DATA SUPPLIED: Begin

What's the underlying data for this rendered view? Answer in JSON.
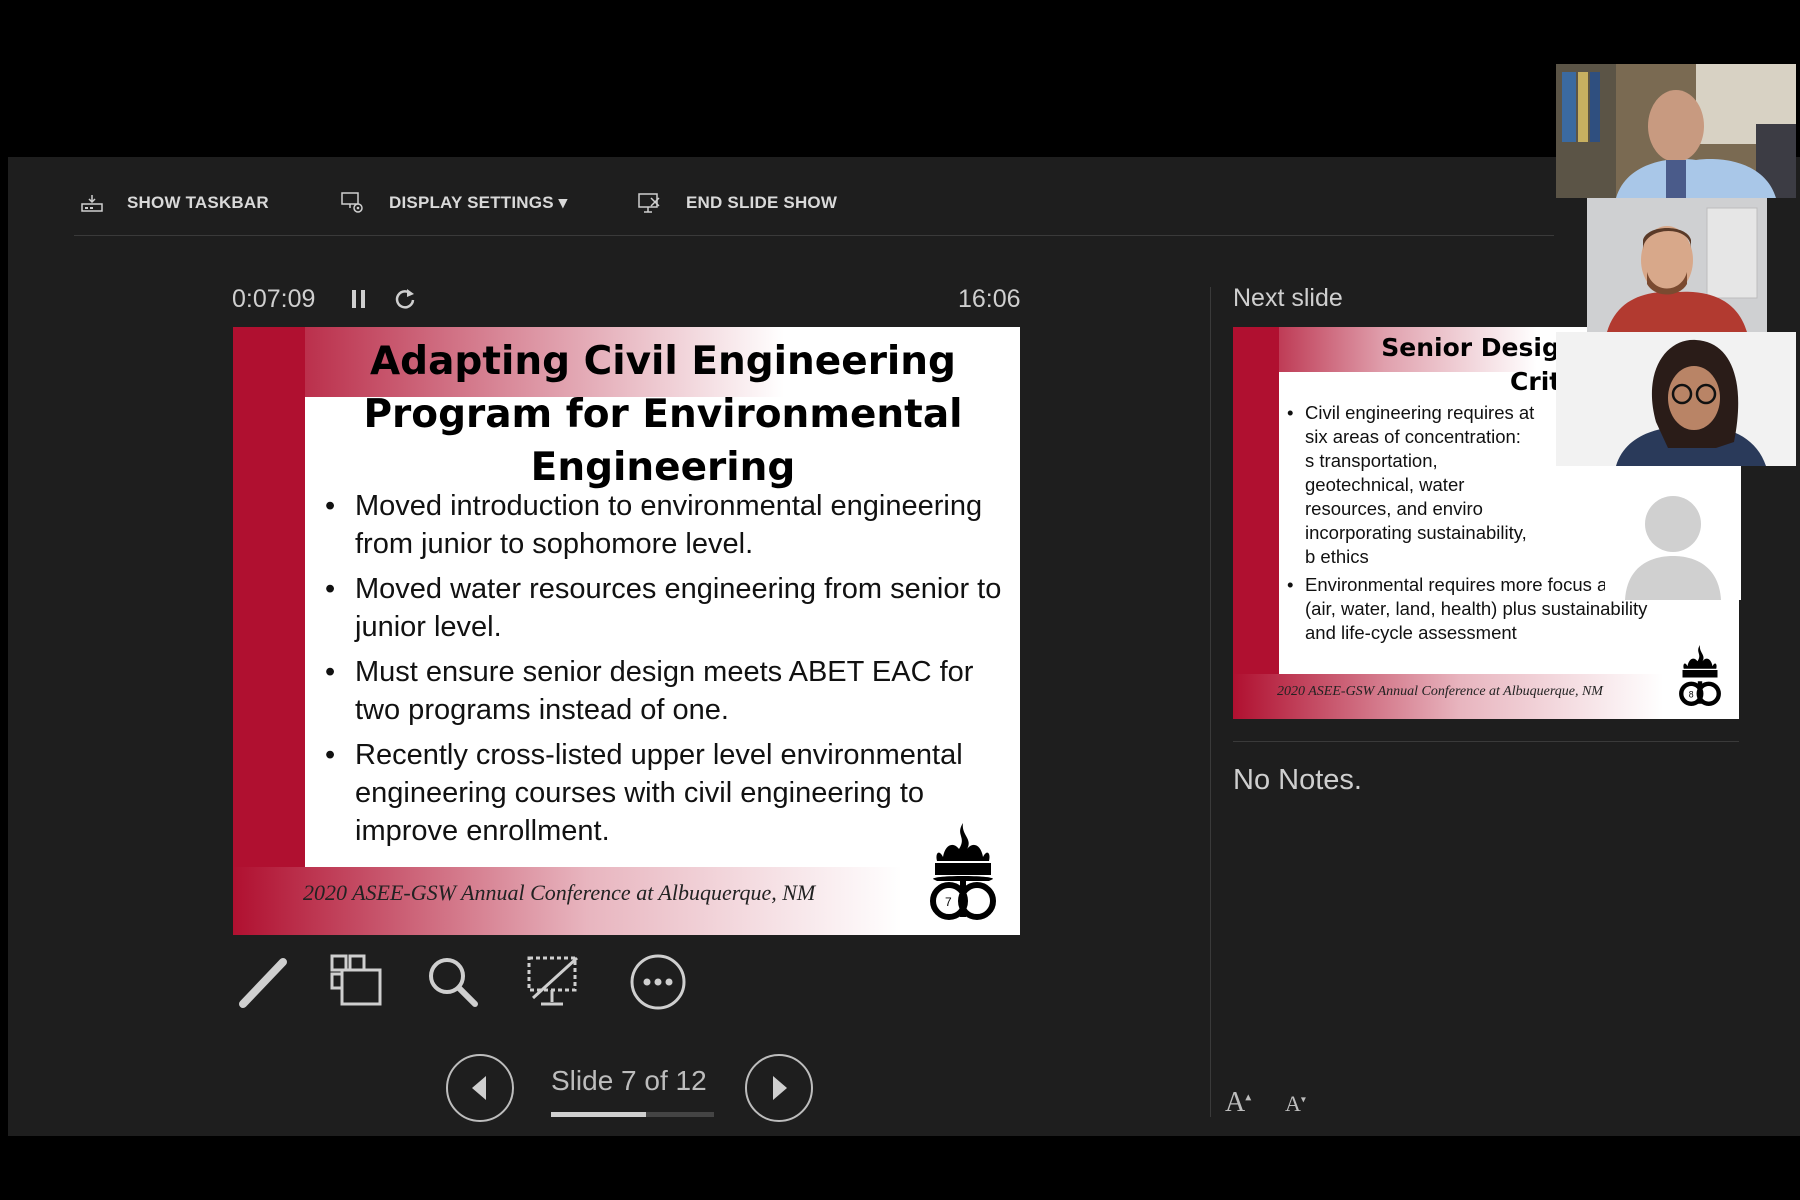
{
  "toolbar": {
    "show_taskbar": "SHOW TASKBAR",
    "display_settings": "DISPLAY SETTINGS ▾",
    "end_slide_show": "END SLIDE SHOW"
  },
  "timer": {
    "elapsed": "0:07:09",
    "clock": "16:06"
  },
  "current_slide": {
    "title": "Adapting Civil Engineering Program for Environmental Engineering",
    "bullets": [
      "Moved introduction to environmental engineering from junior to sophomore level.",
      "Moved water resources engineering from senior to junior level.",
      "Must ensure senior design meets ABET EAC for two programs instead of one.",
      "Recently cross-listed upper level environmental engineering courses with civil engineering to improve enrollment."
    ],
    "footer": "2020 ASEE-GSW Annual Conference at Albuquerque, NM",
    "page_number": "7"
  },
  "navigation": {
    "slide_count": "Slide 7 of 12",
    "progress": 0.583
  },
  "next_slide": {
    "label": "Next slide",
    "title_line1": "Senior Design AB",
    "title_line2": "Criteria",
    "bullets": [
      "Civil engineering requires at six areas of concentration: s transportation, geotechnical, water resources, and enviro incorporating sustainability, b ethics",
      "Environmental requires more focus area (air, water, land, health) plus sustainability and life-cycle assessment"
    ],
    "footer": "2020 ASEE-GSW Annual Conference at Albuquerque, NM",
    "page_number": "8"
  },
  "notes": "No Notes.",
  "font_controls": {
    "increase": "A",
    "decrease": "A"
  },
  "participants": [
    {
      "role": "video-tile-1"
    },
    {
      "role": "video-tile-2"
    },
    {
      "role": "video-tile-3"
    },
    {
      "role": "video-tile-4",
      "camera": "off"
    }
  ],
  "colors": {
    "accent": "#b01030",
    "background": "#1e1e1e"
  }
}
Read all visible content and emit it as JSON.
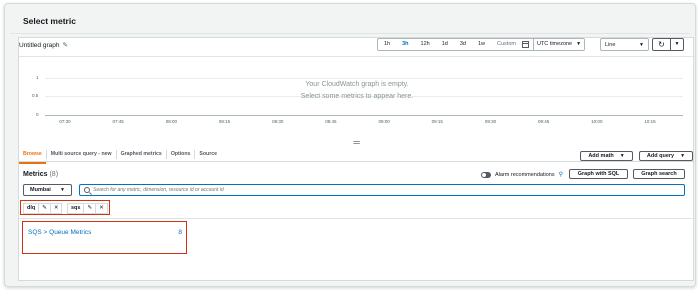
{
  "header": {
    "title": "Select metric"
  },
  "graph": {
    "title": "Untitled graph",
    "time_ranges": [
      "1h",
      "3h",
      "12h",
      "1d",
      "3d",
      "1w"
    ],
    "active_range": "3h",
    "custom_label": "Custom",
    "timezone": "UTC timezone",
    "chart_type": "Line",
    "empty_line1": "Your CloudWatch graph is empty.",
    "empty_line2": "Select some metrics to appear here.",
    "y_ticks": [
      "1",
      "0.5",
      "0"
    ],
    "x_ticks": [
      "07:30",
      "07:45",
      "08:00",
      "08:15",
      "08:30",
      "08:45",
      "09:00",
      "09:15",
      "09:30",
      "09:45",
      "10:00",
      "10:15"
    ]
  },
  "tabs": [
    {
      "label": "Browse",
      "active": true
    },
    {
      "label": "Multi source query - new",
      "active": false
    },
    {
      "label": "Graphed metrics",
      "active": false
    },
    {
      "label": "Options",
      "active": false
    },
    {
      "label": "Source",
      "active": false
    }
  ],
  "actions": {
    "add_math": "Add math",
    "add_query": "Add query"
  },
  "metrics": {
    "label": "Metrics",
    "count": "(8)",
    "alarm_label": "Alarm recommendations",
    "graph_sql": "Graph with SQL",
    "graph_search": "Graph search",
    "region": "Mumbai",
    "search_placeholder": "Search for any metric, dimension, resource id or account id"
  },
  "filters": [
    {
      "label": "dlq"
    },
    {
      "label": "sqs"
    }
  ],
  "results": [
    {
      "label": "SQS > Queue Metrics",
      "count": "8"
    }
  ],
  "colors": {
    "accent_orange": "#ec7211",
    "link_blue": "#0073bb",
    "highlight_red": "#d13212"
  }
}
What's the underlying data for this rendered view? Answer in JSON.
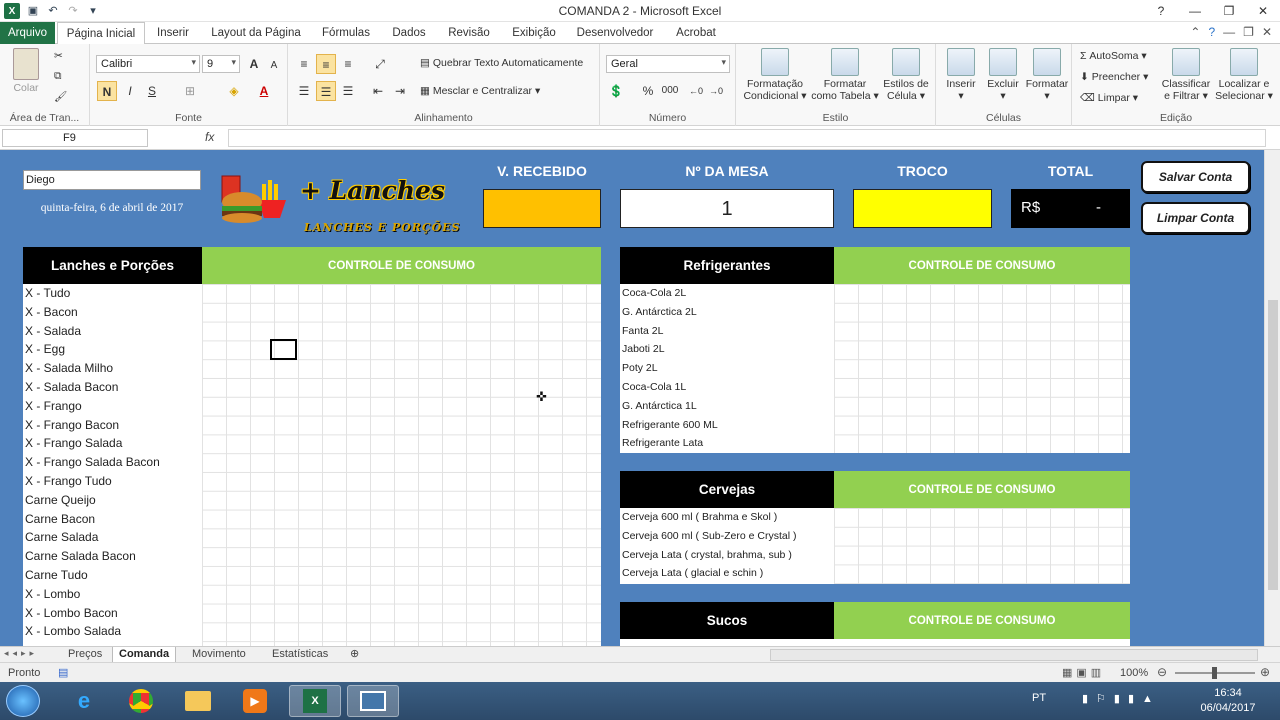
{
  "window": {
    "title": "COMANDA 2  -  Microsoft Excel"
  },
  "ribbon_tabs": [
    "Arquivo",
    "Página Inicial",
    "Inserir",
    "Layout da Página",
    "Fórmulas",
    "Dados",
    "Revisão",
    "Exibição",
    "Desenvolvedor",
    "Acrobat"
  ],
  "ribbon": {
    "clipboard": {
      "paste": "Colar",
      "label": "Área de Tran..."
    },
    "font": {
      "name": "Calibri",
      "size": "9",
      "bold": "N",
      "italic": "I",
      "underline": "S",
      "grow": "A",
      "shrink": "A",
      "color_letter": "A",
      "label": "Fonte"
    },
    "alignment": {
      "wrap": "Quebrar Texto Automaticamente",
      "merge": "Mesclar e Centralizar",
      "label": "Alinhamento"
    },
    "number": {
      "format": "Geral",
      "percent": "%",
      "thousands": "000",
      "label": "Número"
    },
    "styles": {
      "cond1": "Formatação",
      "cond2": "Condicional",
      "table1": "Formatar",
      "table2": "como Tabela",
      "cell1": "Estilos de",
      "cell2": "Célula",
      "label": "Estilo"
    },
    "cells": {
      "insert": "Inserir",
      "delete": "Excluir",
      "format": "Formatar",
      "label": "Células"
    },
    "editing": {
      "autosum": "AutoSoma",
      "fill": "Preencher",
      "clear": "Limpar",
      "sort1": "Classificar",
      "sort2": "e Filtrar",
      "find1": "Localizar e",
      "find2": "Selecionar",
      "label": "Edição"
    }
  },
  "formula_bar": {
    "name_box": "F9",
    "fx": "fx",
    "value": ""
  },
  "sheet": {
    "user": "Diego",
    "date": "quinta-feira, 6 de abril de 2017",
    "logo_title": "+ Lanches",
    "logo_subtitle": "LANCHES E PORÇÕES",
    "v_recebido_label": "V. RECEBIDO",
    "mesa_label": "Nº DA MESA",
    "mesa_value": "1",
    "troco_label": "TROCO",
    "total_label": "TOTAL",
    "total_currency": "R$",
    "total_value": "-",
    "btn_save": "Salvar  Conta",
    "btn_clear": "Limpar Conta",
    "colors": {
      "background": "#4f81bd",
      "recebido": "#ffc000",
      "troco": "#ffff00",
      "header_green": "#92d050"
    },
    "lanches": {
      "title": "Lanches e Porções",
      "control": "CONTROLE DE CONSUMO",
      "items": [
        "X - Tudo",
        "X - Bacon",
        "X - Salada",
        "X - Egg",
        "X - Salada Milho",
        "X - Salada Bacon",
        "X - Frango",
        "X - Frango Bacon",
        "X - Frango Salada",
        "X - Frango Salada Bacon",
        "X - Frango Tudo",
        "Carne Queijo",
        "Carne Bacon",
        "Carne Salada",
        "Carne Salada Bacon",
        "Carne Tudo",
        "X - Lombo",
        "X - Lombo Bacon",
        "X - Lombo Salada"
      ]
    },
    "refrigerantes": {
      "title": "Refrigerantes",
      "control": "CONTROLE DE CONSUMO",
      "items": [
        "Coca-Cola 2L",
        "G. Antárctica 2L",
        "Fanta 2L",
        "Jaboti 2L",
        "Poty 2L",
        "Coca-Cola 1L",
        "G. Antárctica 1L",
        "Refrigerante 600 ML",
        "Refrigerante Lata"
      ]
    },
    "cervejas": {
      "title": "Cervejas",
      "control": "CONTROLE DE CONSUMO",
      "items": [
        "Cerveja 600 ml  ( Brahma e Skol )",
        "Cerveja 600 ml  ( Sub-Zero e Crystal )",
        "Cerveja Lata      ( crystal, brahma, sub )",
        "Cerveja Lata      ( glacial e schin )"
      ]
    },
    "sucos": {
      "title": "Sucos",
      "control": "CONTROLE DE CONSUMO"
    }
  },
  "sheet_tabs": [
    "Preços",
    "Comanda",
    "Movimento",
    "Estatísticas"
  ],
  "active_sheet": "Comanda",
  "status": {
    "ready": "Pronto",
    "zoom": "100%"
  },
  "taskbar": {
    "lang": "PT",
    "time": "16:34",
    "date": "06/04/2017"
  }
}
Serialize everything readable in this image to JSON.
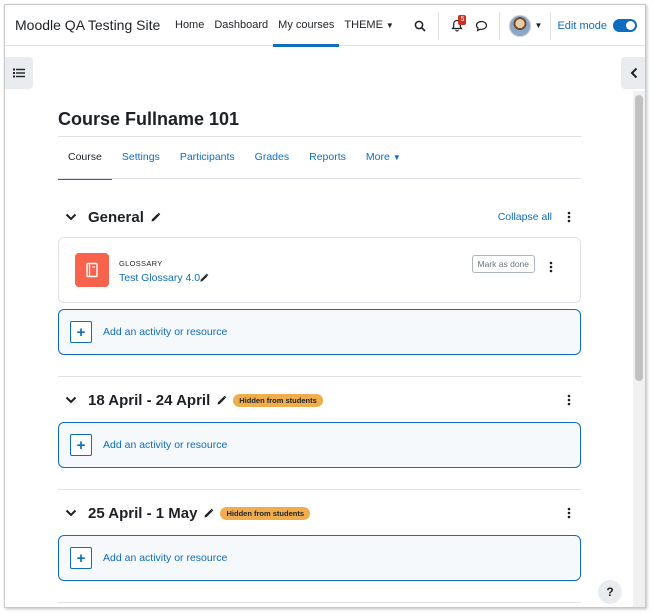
{
  "navbar": {
    "brand": "Moodle QA Testing Site",
    "items": [
      {
        "label": "Home"
      },
      {
        "label": "Dashboard"
      },
      {
        "label": "My courses"
      },
      {
        "label": "THEME"
      }
    ],
    "notification_count": "5",
    "edit_mode_label": "Edit mode",
    "edit_mode_on": true
  },
  "course": {
    "title": "Course Fullname 101",
    "tabs": [
      {
        "label": "Course"
      },
      {
        "label": "Settings"
      },
      {
        "label": "Participants"
      },
      {
        "label": "Grades"
      },
      {
        "label": "Reports"
      },
      {
        "label": "More"
      }
    ]
  },
  "sections": [
    {
      "title": "General",
      "collapse_all_label": "Collapse all",
      "activity": {
        "type": "GLOSSARY",
        "name": "Test Glossary 4.0",
        "mark_done_label": "Mark as done"
      },
      "add_label": "Add an activity or resource"
    },
    {
      "title": "18 April - 24 April",
      "badge": "Hidden from students",
      "add_label": "Add an activity or resource"
    },
    {
      "title": "25 April - 1 May",
      "badge": "Hidden from students",
      "add_label": "Add an activity or resource"
    }
  ],
  "help_label": "?",
  "colors": {
    "primary": "#0f6cbf",
    "glossary_icon": "#f7634d",
    "hidden_badge": "#f0ad4e",
    "notification_badge": "#ca3120"
  }
}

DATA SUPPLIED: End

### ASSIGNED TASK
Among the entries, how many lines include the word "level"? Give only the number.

### ANSWER SECTION
3